The Affordable Art Fair has returned with fanfare after lockdown and the re-opening in Battersea this autumn was the best ever. Lots of colour, abstracts, celebrity portraits and photographs as well as ceramics and sculpture on display – and for sale from between £50 – £6,000. Here in Scandi vibes at the Affordable Art Fair we pick out the pieces we’d hang…and skip the overtly glam, the celebrity paintings and the glitter embossed canvases.
One theme at the fair caught our eye – it has been a trend for some time….. naive art. The childlike paintings of flower pots and people are pure charm and although they look as if you and I could easily do them (and much cheaper!) they are often quite complex and with a profound message. A feast for the eyes and food for thought – and lots to hang on the walls.
Here we pick our favourites that would look particularly brilliant in a Scandi room – eyecatching colours and standout shapes and concepts to complement the minimal architecture. Above left is the beautiful Sunkissed by Samantha McCubbin at £795 and, right, Alison McWhirther’s Cerise Tulips Against Duck Egg Blue at £1,990. We love pink, such an upbeat and warm colour on a white wall – the tried and tested vase with flowers.
As below: We Laughed Until We Cried byIona Sanders (love the titles of some of the paintings) at £1,200 and (right) One For The Road by Jessica Cooper at £3,400. Never tire of the look – it’s just how its interpreted.
‘Typical’ art which people may expect to see in a Scandi home
There was so much colour and glizt, celebrity art, graffiti and sculpture that it left not much room for what might be considered Scandi style art, ie minimalist. In our view such paintings would make a room look severe, at DU we’re all for mixing it up. But here below are some of the pieces which look like ‘home’… by Claire Thorogood and Kate Felton-Hall.
Scandi vibes at the Affordable Art Fair: the Scandi Boho look
Our all time favourite – indeed, we’d like to think DU was one of the first on the scene with this look as far back as early 1990s – is the Scandi Boho look. This is where white and colour clash, minimal vs busy or where the cool north meets the hot south. The room is calm painted in shades of white while the art on the walls are busy and colourful.
And most of all – the art tells a story… While the room is neutral and brings a sense of peace, the painting on the wall tells a different sotry, most usually a personal story connected to the imagery or to the artist or where it was bought or received as a gift. Below are two paintings from a Swedish gallery, Aurelia, which fit into the Sandi Boho look perfectly, both by Sigbrit Kvarning.
Still, below is arguably our favourite of the Affordable Art Fair 2021: Party time by Craig Mooney, £2,990. Wonderfully ironic, and yet who hasn’t ever felt like sitting down with a good book in the middle of a party.
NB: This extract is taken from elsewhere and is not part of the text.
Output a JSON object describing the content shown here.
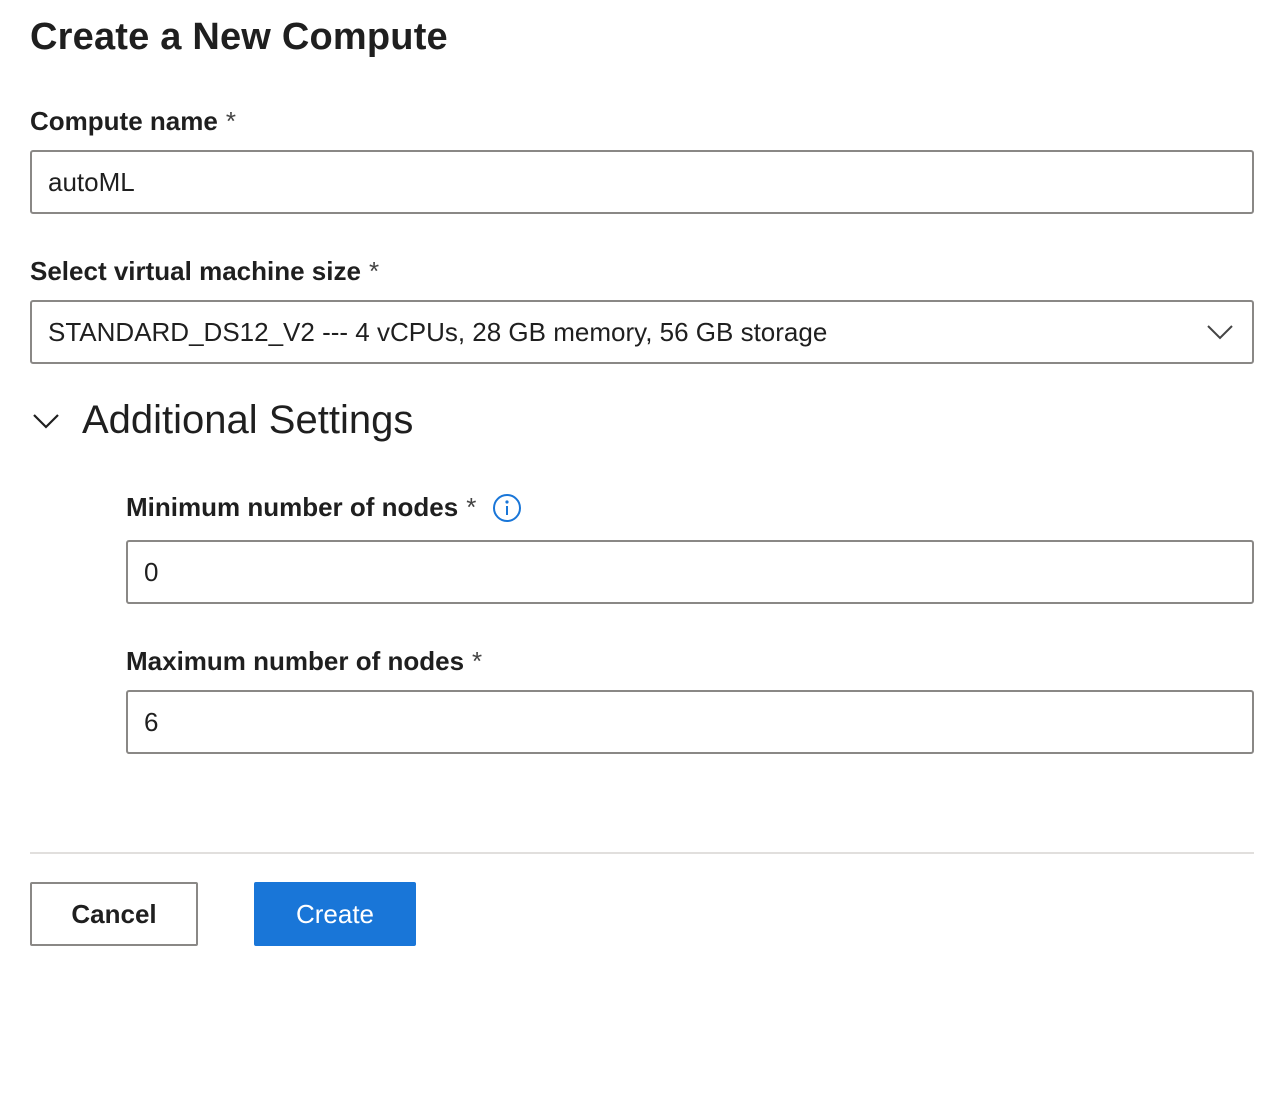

The details are blurred, but the story it tells is very clear. And it is very boho as the woman, if she really is at a garden party, is someone with her own mind and happy and easy-going enough to step aside with somethign to read.
There are many glitzy art fairs in beautiful marquees such as Masterpiece in the grounds onf the Royal Hospital in Chelsea and other sin Berkeley Square and the Duke of York’s off Sloane Square. But part of the charm of the Affordable Art Fair is the cosy environment, workshops on the premeses to help visitors work their own creative juices, and of course the affordability of the pieces for sale.
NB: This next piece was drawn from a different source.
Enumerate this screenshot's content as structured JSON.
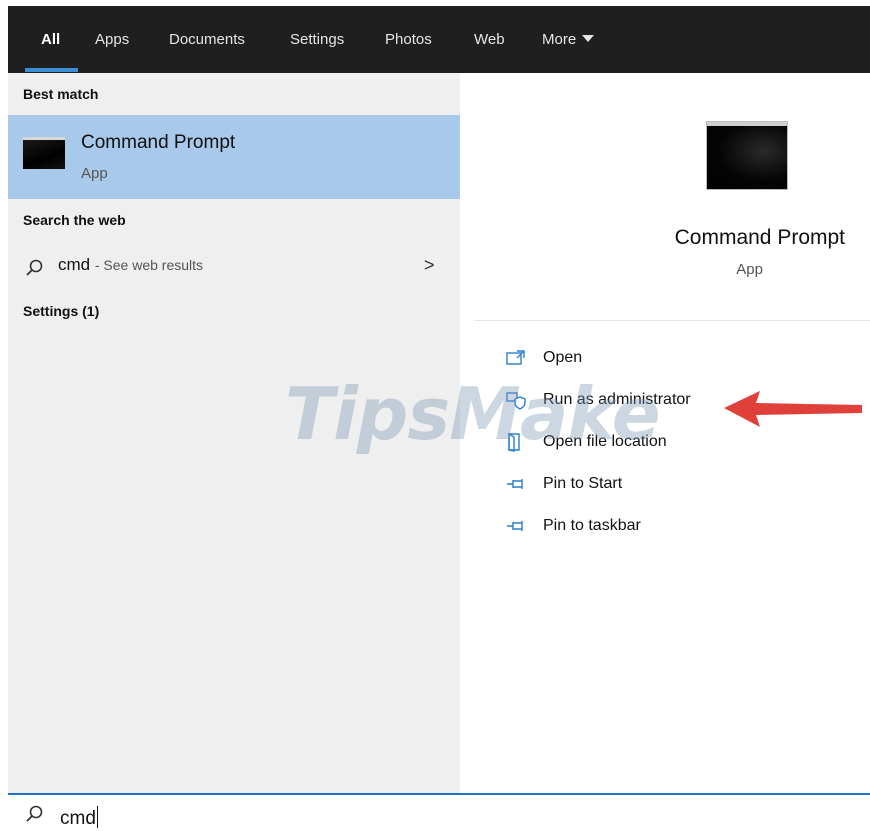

Did you miss the fair? Then click here for a chance to browse the Affordable Art Fair’s resident galleries and buy pieces from both emerging and established artists.
Accessible art in a relaxed anvironment
The fair was launched in 1999 in Battersea and has spread to other parts of London and abroad to Milan, New York and Stockholm. Will Ramsay set up the event to be a place for everybody to enjoy and buy art, not merely for those already in the art bubble and closely connected to the art network – to those who might find galleries intimidating. The fair has stayed true to Ramsay’s vision.
The charity launch of both the spring and autumn events are busy but understated with the west London crowd out in force to catch up with eachother and get a new piece for their wall or mantelpiece.